Packratt Is Gone as SentenceSpeak Appears
I generally try to keep my real name off the site and tend to be uncomfortable having my name associated with the site… though it’s not hard to find my name associated with the site in a number of places already.
The reasons for that have been two-fold. First it would hamper my ability to find and maintain a job in the industry I work in if it were common knowledge that I’m a police accountability activist. Believe it or not, speaking out against police misconduct isn’t looked upon positively by most people in our society.
The second reason is due to the risks anyone takes when they do speak truth to power… being that those people in power that you speak truth to generally don’t like that truth to come out and, sometimes, they decide to use that power against you for doing it.
Unlike blawgers like me, whose work inherently involves the risk of invoking the ire of power, a guy like Packratt took a huge risk in starting his National Police Misconduct Statistics and Reporting Project, a project that has provided an enormous amount of information for the rest of us and proven to be a huge, critical resource. Still, doing good helps little as the baton descends in its arc toward a skull.

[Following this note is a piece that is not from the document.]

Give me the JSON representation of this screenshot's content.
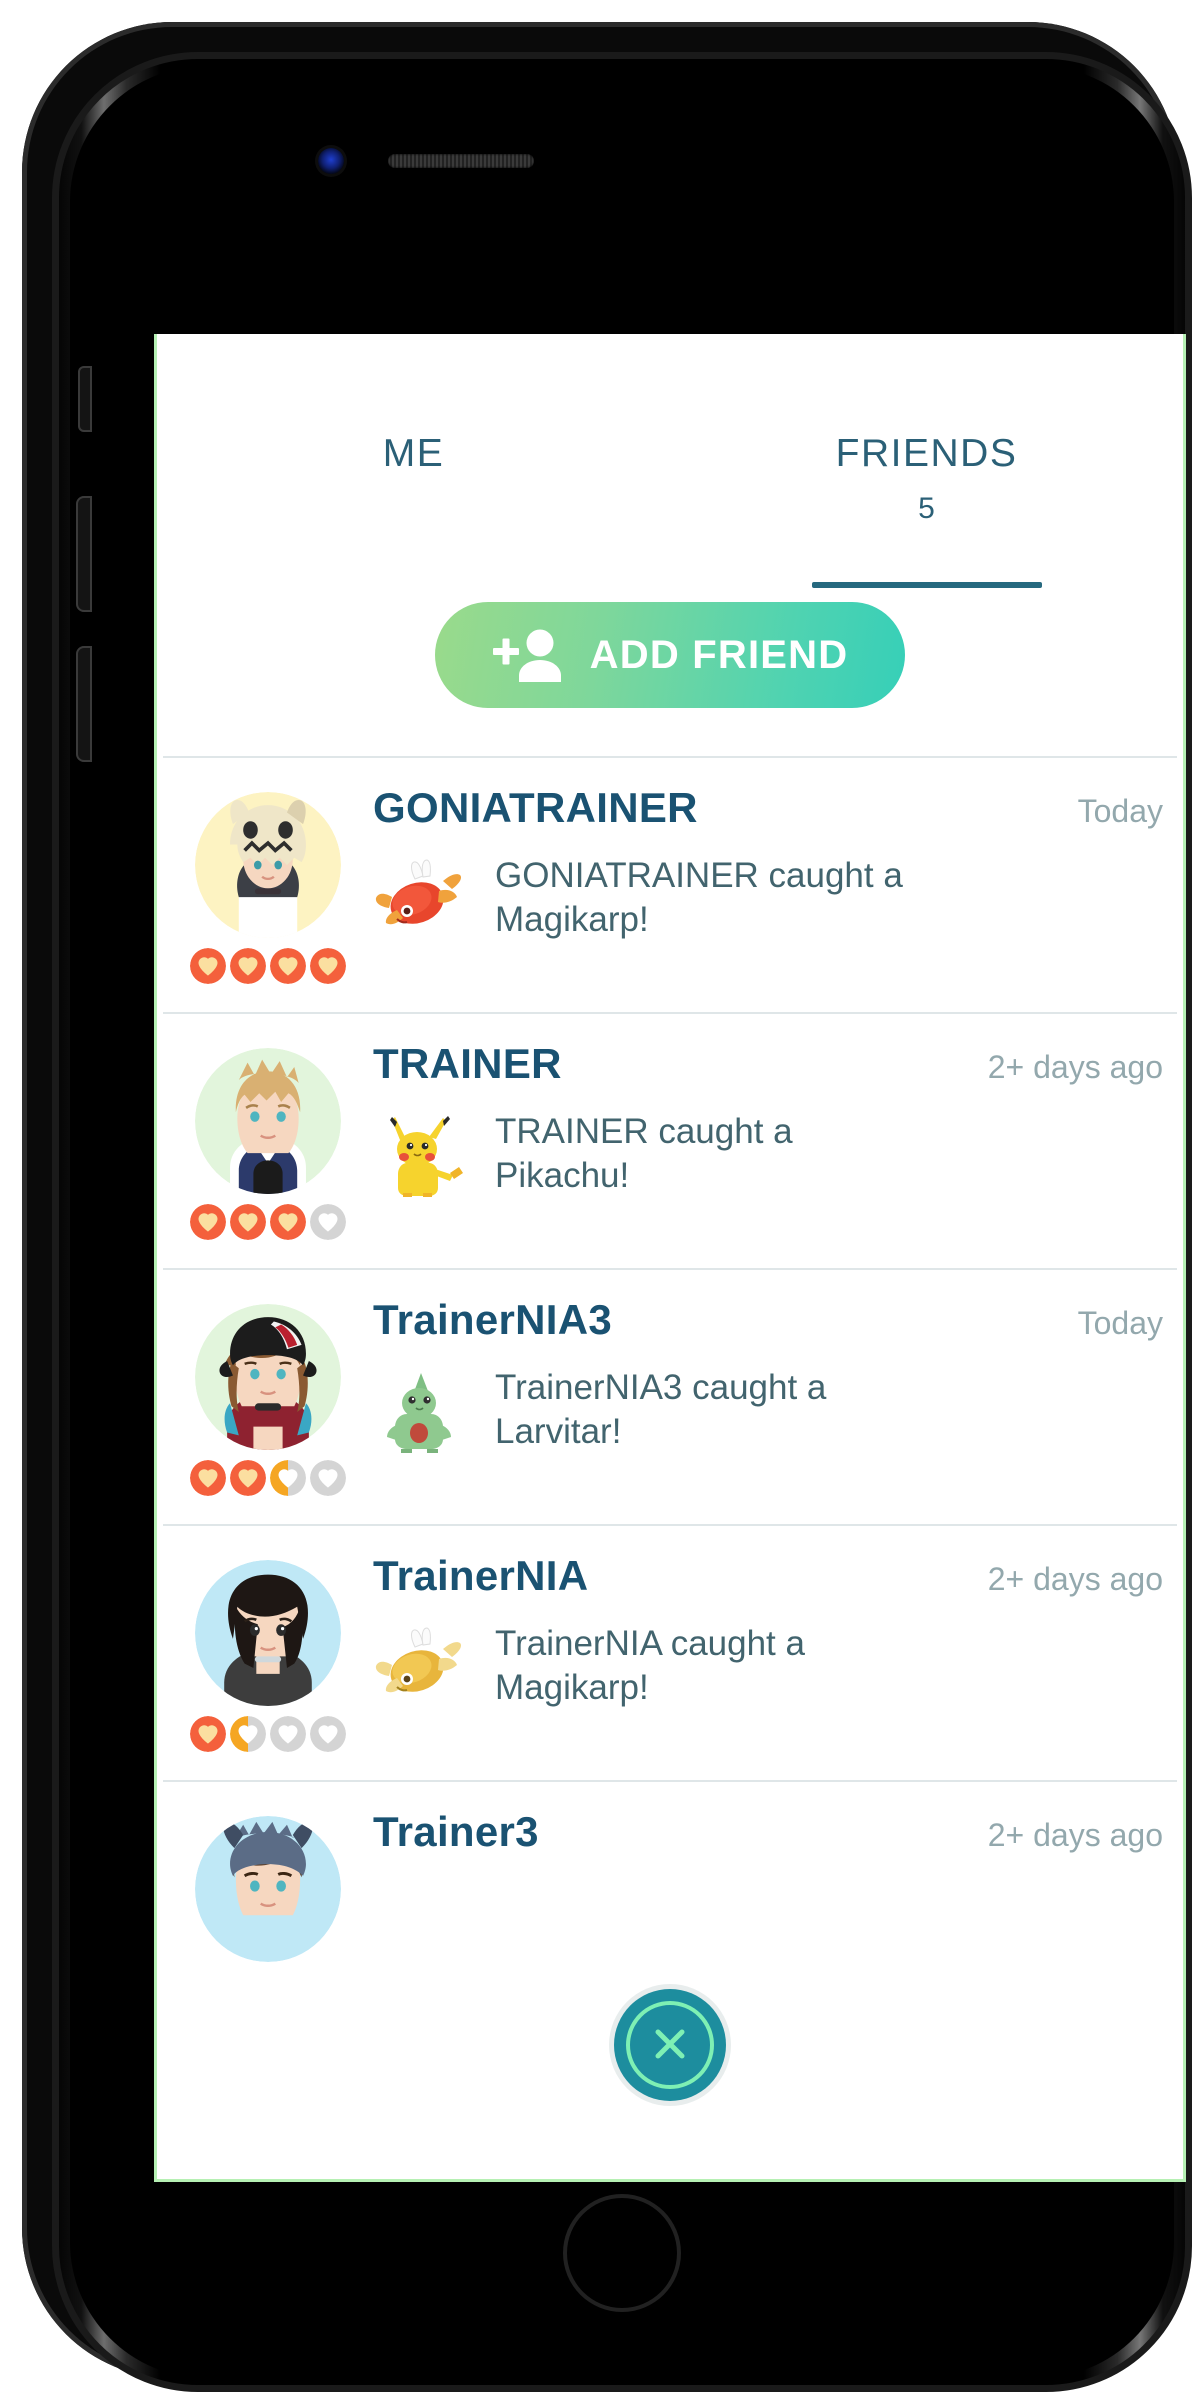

I will shed my pseudonym here and just post under my real name since keeping my name off the site has grown less and less effective as time has worn on. Hopefully, by doing so, it will give the project a little more legitimacy in people’s minds while also allowing me to be more active in speaking to the issues of police accountability and transparency in public settings… even though I know there is likely to be a price to be paid at some point for doing so.
So says David Packman. It takes guts to go from pseudonymous to open, particularly when you realize what drove David to start this project. Yet he's made the decision, both because it was happening around him anyway and because he didn't want the pseudonym to undermine the integrity of his work. It was a bold move. Let's all do whatever we can to make sure that David never suffers for the help he's provided and the risks he's taken, if you get my drift.
Elsewhere in the blawgosphere, Berman posted of a new sentencing blog sponsored by FAMM, Families Against Mandatory Minimums. The blog is called SentenceSpeak, and states its purpose to be:
a forum for educating the general public about sentencing injustices and engaging and finding common ground with "unlikely allies" such as fiscal conservatives, former prosecutors and judges, law enforcement, and members of sentencing commissions. SentenceSpeak is a place for sharing unique perspectives on sentencing policies.
The writing is easily understood and quickly digested, and the content is controversial. There are two authors of the blog, both pseudonymous. FAMM has proven to be a highly credible source of information and done some great work in the sentencing field. As for the blog content, it's unclear whether it represents FAMM's position or just that of the unknown authors.
I would expect that it will be directed toward non-lawyers, and thus be a bit on the simplistic side as shown by this post about sentencing for unconvicted conduct, but still a great resource for those who would otherwise have neither knowledge nor access to this sort of information. And it uses some pretty interesting graphics to spice things up.
For non-lawyer sentencing nerds (their description, not mine), this is a very interesting blog and something that you might want to let the families of convicted clients know about.